Today, the CEOs of the Detroit Big Three returned to Capitol Hill to ask for $25 billion in loans. Testifying before the House Financial Services Committee, General Motors CEO Rick Wagoner insisted, “We’re all slashing back” on non-essential expenses, promising, “We’re going to be dramatically leaner.” The other executives echoed Wagoner’s pledge to be “leaner” in the future.
However, as ABC news reported last night, all three executives flew private jets to Washington, DC, for yesterday’s and today’s hearings:
Wagoner flew in GM’s $36 million luxury aircraft to tell members of Congress that the company is burning through cash, asking for $10-12 billion for GM alone. … Wagoner’s private jet trip to Washington cost his ailing company an estimated $20,000 roundtrip. In comparison, seats on Northwest Airlines flight 2364 from Detroit to Washington were going online for $288 coach and $837 first class.
Minutes after Wagoner claimed to be “slashing back” on expenses, Rep. Gary Ackerman (D-NY) evoked their private jet travel, calling it a “delicious irony.” Ackerman said the CEOs’ profligacy made Congress “a little bit suspicious” of their austerity pledges:
There’s a delicious irony of seeing private luxury jets flying into DC, and people coming off of them with tin cups in their hands, saying that they’re going to be trimming down and streamlining their businesses. It’s almost like seeing a guy show up at the soup kitchen in high hat and tuxedo. Kind makes you a little bit suspicious as to whether or not…we’ve seen the future. There’s a message there. Couldn’t you all have downgraded to first class or jet-pooled to get here? It would have at least sent the message that you do get it.
Watch a portion of Ackerman’s comments that aired on Fox News:
Later in the hearing, Rep. Brad Sherman (D-CA) asked if any of the executives planned to sell their private jets; none raised his hand.

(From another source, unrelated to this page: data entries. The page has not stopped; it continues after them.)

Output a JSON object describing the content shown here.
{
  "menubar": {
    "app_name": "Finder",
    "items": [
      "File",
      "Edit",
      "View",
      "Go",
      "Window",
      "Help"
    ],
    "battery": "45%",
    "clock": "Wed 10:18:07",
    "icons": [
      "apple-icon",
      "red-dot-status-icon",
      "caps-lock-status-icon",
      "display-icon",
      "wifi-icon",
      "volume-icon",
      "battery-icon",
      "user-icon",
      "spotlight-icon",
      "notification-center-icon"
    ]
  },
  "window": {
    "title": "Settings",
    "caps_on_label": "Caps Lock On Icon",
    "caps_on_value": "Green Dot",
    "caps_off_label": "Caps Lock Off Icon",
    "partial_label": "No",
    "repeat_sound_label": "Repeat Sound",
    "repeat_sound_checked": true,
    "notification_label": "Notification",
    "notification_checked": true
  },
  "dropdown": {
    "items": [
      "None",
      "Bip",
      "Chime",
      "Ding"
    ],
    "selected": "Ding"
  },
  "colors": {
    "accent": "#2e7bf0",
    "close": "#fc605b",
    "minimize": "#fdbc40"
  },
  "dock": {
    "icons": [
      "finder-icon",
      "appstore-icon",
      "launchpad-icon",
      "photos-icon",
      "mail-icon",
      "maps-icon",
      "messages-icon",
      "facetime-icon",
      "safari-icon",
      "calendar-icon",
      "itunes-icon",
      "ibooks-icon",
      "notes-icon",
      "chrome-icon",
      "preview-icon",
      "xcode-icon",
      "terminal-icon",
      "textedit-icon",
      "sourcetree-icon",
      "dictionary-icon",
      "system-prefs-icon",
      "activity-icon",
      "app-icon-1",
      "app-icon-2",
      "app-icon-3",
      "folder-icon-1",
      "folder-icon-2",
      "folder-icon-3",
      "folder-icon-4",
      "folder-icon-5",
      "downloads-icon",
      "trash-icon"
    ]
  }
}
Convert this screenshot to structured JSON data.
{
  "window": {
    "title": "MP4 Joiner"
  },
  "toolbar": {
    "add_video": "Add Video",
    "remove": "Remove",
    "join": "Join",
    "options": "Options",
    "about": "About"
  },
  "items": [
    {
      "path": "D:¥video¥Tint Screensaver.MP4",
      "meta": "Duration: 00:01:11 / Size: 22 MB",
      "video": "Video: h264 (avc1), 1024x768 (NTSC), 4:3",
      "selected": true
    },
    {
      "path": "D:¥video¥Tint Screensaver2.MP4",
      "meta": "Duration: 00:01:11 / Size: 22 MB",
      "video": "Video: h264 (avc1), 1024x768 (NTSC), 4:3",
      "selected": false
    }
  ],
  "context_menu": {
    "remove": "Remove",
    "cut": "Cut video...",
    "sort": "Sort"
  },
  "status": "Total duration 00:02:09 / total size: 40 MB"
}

Sherman was exasperated: “I don’t know how I go back to my constituents and say, ‘The auto industry has changed,’ if they own private jets which are not only expensive to own but expensive to operate and expensive to fly here rather than to have flown commercial.”